## Assignment
Below are the records; print them all without any alteration.

## Provided records
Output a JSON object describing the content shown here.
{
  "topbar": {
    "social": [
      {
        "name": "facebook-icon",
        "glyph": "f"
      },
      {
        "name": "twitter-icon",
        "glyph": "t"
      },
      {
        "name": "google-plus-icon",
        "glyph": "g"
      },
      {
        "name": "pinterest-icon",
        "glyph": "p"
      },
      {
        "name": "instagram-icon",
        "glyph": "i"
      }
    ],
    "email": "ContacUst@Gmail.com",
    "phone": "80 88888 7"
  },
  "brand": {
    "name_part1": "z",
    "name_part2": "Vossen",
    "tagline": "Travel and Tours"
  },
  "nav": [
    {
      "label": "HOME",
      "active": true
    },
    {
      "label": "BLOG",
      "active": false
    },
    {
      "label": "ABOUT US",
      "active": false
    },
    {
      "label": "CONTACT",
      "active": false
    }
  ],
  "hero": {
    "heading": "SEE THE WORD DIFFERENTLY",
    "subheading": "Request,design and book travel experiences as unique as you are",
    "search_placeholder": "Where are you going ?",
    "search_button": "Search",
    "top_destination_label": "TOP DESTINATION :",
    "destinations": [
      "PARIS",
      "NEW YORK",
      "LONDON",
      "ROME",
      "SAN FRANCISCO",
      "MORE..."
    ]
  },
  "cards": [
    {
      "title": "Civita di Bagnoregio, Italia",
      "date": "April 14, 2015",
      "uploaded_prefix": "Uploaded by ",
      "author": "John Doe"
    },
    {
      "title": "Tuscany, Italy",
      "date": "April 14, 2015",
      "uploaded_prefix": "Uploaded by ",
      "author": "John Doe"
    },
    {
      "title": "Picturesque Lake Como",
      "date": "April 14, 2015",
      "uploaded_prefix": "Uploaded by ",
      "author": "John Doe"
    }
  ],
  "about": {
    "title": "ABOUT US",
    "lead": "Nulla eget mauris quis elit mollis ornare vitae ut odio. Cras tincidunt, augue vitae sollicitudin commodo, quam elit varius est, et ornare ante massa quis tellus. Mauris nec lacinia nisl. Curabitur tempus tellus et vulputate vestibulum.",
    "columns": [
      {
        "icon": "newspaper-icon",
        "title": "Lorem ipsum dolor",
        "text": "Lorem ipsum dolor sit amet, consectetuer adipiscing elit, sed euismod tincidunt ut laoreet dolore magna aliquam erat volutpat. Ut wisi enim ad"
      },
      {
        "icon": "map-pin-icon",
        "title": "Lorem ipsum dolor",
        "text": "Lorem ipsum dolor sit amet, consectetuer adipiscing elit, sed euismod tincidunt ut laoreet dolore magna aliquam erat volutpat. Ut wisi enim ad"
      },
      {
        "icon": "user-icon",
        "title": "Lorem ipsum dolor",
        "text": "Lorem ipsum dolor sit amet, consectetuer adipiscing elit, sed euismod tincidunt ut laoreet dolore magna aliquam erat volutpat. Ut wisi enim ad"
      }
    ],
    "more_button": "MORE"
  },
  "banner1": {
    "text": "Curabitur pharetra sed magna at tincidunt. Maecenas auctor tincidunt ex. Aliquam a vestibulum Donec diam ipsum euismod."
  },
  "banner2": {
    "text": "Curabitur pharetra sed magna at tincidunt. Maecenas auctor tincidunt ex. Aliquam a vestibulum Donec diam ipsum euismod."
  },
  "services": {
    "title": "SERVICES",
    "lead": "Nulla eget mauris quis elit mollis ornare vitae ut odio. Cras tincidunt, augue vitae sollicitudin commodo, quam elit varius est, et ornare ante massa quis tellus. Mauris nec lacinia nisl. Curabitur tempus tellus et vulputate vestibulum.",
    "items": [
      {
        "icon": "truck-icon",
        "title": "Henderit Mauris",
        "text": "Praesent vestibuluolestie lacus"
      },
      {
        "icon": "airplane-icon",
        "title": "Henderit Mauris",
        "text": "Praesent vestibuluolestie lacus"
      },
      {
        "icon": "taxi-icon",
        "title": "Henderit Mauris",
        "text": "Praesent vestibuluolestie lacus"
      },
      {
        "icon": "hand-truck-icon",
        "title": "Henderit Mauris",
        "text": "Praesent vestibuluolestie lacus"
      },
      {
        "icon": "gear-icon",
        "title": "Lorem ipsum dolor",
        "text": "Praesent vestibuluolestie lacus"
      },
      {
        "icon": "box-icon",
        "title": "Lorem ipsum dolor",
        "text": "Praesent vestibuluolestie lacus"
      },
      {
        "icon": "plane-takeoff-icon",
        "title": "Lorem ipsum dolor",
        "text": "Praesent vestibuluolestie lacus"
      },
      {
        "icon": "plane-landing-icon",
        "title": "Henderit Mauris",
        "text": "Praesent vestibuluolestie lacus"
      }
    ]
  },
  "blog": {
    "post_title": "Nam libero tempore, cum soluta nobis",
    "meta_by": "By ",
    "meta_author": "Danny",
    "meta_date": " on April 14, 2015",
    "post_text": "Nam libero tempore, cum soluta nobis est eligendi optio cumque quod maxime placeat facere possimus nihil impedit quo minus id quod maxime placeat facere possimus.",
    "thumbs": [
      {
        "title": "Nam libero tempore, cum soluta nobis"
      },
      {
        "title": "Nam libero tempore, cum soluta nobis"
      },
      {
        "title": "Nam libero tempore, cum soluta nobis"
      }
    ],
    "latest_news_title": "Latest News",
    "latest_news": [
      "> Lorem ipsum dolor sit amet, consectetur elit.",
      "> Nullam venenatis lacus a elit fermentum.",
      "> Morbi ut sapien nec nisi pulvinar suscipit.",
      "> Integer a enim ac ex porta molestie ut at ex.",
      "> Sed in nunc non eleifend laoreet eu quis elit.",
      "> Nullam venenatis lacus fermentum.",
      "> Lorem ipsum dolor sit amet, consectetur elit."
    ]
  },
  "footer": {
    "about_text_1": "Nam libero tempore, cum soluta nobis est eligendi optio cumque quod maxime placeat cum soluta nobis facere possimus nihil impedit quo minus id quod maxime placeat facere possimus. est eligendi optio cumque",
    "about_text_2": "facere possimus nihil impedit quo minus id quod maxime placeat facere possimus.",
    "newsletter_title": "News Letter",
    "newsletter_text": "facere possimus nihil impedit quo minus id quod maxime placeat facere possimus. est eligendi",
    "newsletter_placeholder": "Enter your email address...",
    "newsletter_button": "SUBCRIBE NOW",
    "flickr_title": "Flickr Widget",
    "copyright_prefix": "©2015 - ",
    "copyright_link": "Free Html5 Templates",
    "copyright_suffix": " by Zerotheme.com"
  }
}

## Exercise answer
Output a JSON object describing the content shown here.
{
  "topbar": {
    "social": [
      {
        "name": "facebook-icon",
        "glyph": "f"
      },
      {
        "name": "twitter-icon",
        "glyph": "t"
      },
      {
        "name": "google-plus-icon",
        "glyph": "g"
      },
      {
        "name": "pinterest-icon",
        "glyph": "p"
      },
      {
        "name": "instagram-icon",
        "glyph": "i"
      }
    ],
    "email": "ContacUst@Gmail.com",
    "phone": "80 88888 7"
  },
  "brand": {
    "name_part1": "z",
    "name_part2": "Vossen",
    "tagline": "Travel and Tours"
  },
  "nav": [
    {
      "label": "HOME",
      "active": true
    },
    {
      "label": "BLOG",
      "active": false
    },
    {
      "label": "ABOUT US",
      "active": false
    },
    {
      "label": "CONTACT",
      "active": false
    }
  ],
  "hero": {
    "heading": "SEE THE WORD DIFFERENTLY",
    "subheading": "Request,design and book travel experiences as unique as you are",
    "search_placeholder": "Where are you going ?",
    "search_button": "Search",
    "top_destination_label": "TOP DESTINATION :",
    "destinations": [
      "PARIS",
      "NEW YORK",
      "LONDON",
      "ROME",
      "SAN FRANCISCO",
      "MORE..."
    ]
  },
  "cards": [
    {
      "title": "Civita di Bagnoregio, Italia",
      "date": "April 14, 2015",
      "uploaded_prefix": "Uploaded by ",
      "author": "John Doe"
    },
    {
      "title": "Tuscany, Italy",
      "date": "April 14, 2015",
      "uploaded_prefix": "Uploaded by ",
      "author": "John Doe"
    },
    {
      "title": "Picturesque Lake Como",
      "date": "April 14, 2015",
      "uploaded_prefix": "Uploaded by ",
      "author": "John Doe"
    }
  ],
  "about": {
    "title": "ABOUT US",
    "lead": "Nulla eget mauris quis elit mollis ornare vitae ut odio. Cras tincidunt, augue vitae sollicitudin commodo, quam elit varius est, et ornare ante massa quis tellus. Mauris nec lacinia nisl. Curabitur tempus tellus et vulputate vestibulum.",
    "columns": [
      {
        "icon": "newspaper-icon",
        "title": "Lorem ipsum dolor",
        "text": "Lorem ipsum dolor sit amet, consectetuer adipiscing elit, sed euismod tincidunt ut laoreet dolore magna aliquam erat volutpat. Ut wisi enim ad"
      },
      {
        "icon": "map-pin-icon",
        "title": "Lorem ipsum dolor",
        "text": "Lorem ipsum dolor sit amet, consectetuer adipiscing elit, sed euismod tincidunt ut laoreet dolore magna aliquam erat volutpat. Ut wisi enim ad"
      },
      {
        "icon": "user-icon",
        "title": "Lorem ipsum dolor",
        "text": "Lorem ipsum dolor sit amet, consectetuer adipiscing elit, sed euismod tincidunt ut laoreet dolore magna aliquam erat volutpat. Ut wisi enim ad"
      }
    ],
    "more_button": "MORE"
  },
  "banner1": {
    "text": "Curabitur pharetra sed magna at tincidunt. Maecenas auctor tincidunt ex. Aliquam a vestibulum Donec diam ipsum euismod."
  },
  "banner2": {
    "text": "Curabitur pharetra sed magna at tincidunt. Maecenas auctor tincidunt ex. Aliquam a vestibulum Donec diam ipsum euismod."
  },
  "services": {
    "title": "SERVICES",
    "lead": "Nulla eget mauris quis elit mollis ornare vitae ut odio. Cras tincidunt, augue vitae sollicitudin commodo, quam elit varius est, et ornare ante massa quis tellus. Mauris nec lacinia nisl. Curabitur tempus tellus et vulputate vestibulum.",
    "items": [
      {
        "icon": "truck-icon",
        "title": "Henderit Mauris",
        "text": "Praesent vestibuluolestie lacus"
      },
      {
        "icon": "airplane-icon",
        "title": "Henderit Mauris",
        "text": "Praesent vestibuluolestie lacus"
      },
      {
        "icon": "taxi-icon",
        "title": "Henderit Mauris",
        "text": "Praesent vestibuluolestie lacus"
      },
      {
        "icon": "hand-truck-icon",
        "title": "Henderit Mauris",
        "text": "Praesent vestibuluolestie lacus"
      },
      {
        "icon": "gear-icon",
        "title": "Lorem ipsum dolor",
        "text": "Praesent vestibuluolestie lacus"
      },
      {
        "icon": "box-icon",
        "title": "Lorem ipsum dolor",
        "text": "Praesent vestibuluolestie lacus"
      },
      {
        "icon": "plane-takeoff-icon",
        "title": "Lorem ipsum dolor",
        "text": "Praesent vestibuluolestie lacus"
      },
      {
        "icon": "plane-landing-icon",
        "title": "Henderit Mauris",
        "text": "Praesent vestibuluolestie lacus"
      }
    ]
  },
  "blog": {
    "post_title": "Nam libero tempore, cum soluta nobis",
    "meta_by": "By ",
    "meta_author": "Danny",
    "meta_date": " on April 14, 2015",
    "post_text": "Nam libero tempore, cum soluta nobis est eligendi optio cumque quod maxime placeat facere possimus nihil impedit quo minus id quod maxime placeat facere possimus.",
    "thumbs": [
      {
        "title": "Nam libero tempore, cum soluta nobis"
      },
      {
        "title": "Nam libero tempore, cum soluta nobis"
      },
      {
        "title": "Nam libero tempore, cum soluta nobis"
      }
    ],
    "latest_news_title": "Latest News",
    "latest_news": [
      "> Lorem ipsum dolor sit amet, consectetur elit.",
      "> Nullam venenatis lacus a elit fermentum.",
      "> Morbi ut sapien nec nisi pulvinar suscipit.",
      "> Integer a enim ac ex porta molestie ut at ex.",
      "> Sed in nunc non eleifend laoreet eu quis elit.",
      "> Nullam venenatis lacus fermentum.",
      "> Lorem ipsum dolor sit amet, consectetur elit."
    ]
  },
  "footer": {
    "about_text_1": "Nam libero tempore, cum soluta nobis est eligendi optio cumque quod maxime placeat cum soluta nobis facere possimus nihil impedit quo minus id quod maxime placeat facere possimus. est eligendi optio cumque",
    "about_text_2": "facere possimus nihil impedit quo minus id quod maxime placeat facere possimus.",
    "newsletter_title": "News Letter",
    "newsletter_text": "facere possimus nihil impedit quo minus id quod maxime placeat facere possimus. est eligendi",
    "newsletter_placeholder": "Enter your email address...",
    "newsletter_button": "SUBCRIBE NOW",
    "flickr_title": "Flickr Widget",
    "copyright_prefix": "©2015 - ",
    "copyright_link": "Free Html5 Templates",
    "copyright_suffix": " by Zerotheme.com"
  }
}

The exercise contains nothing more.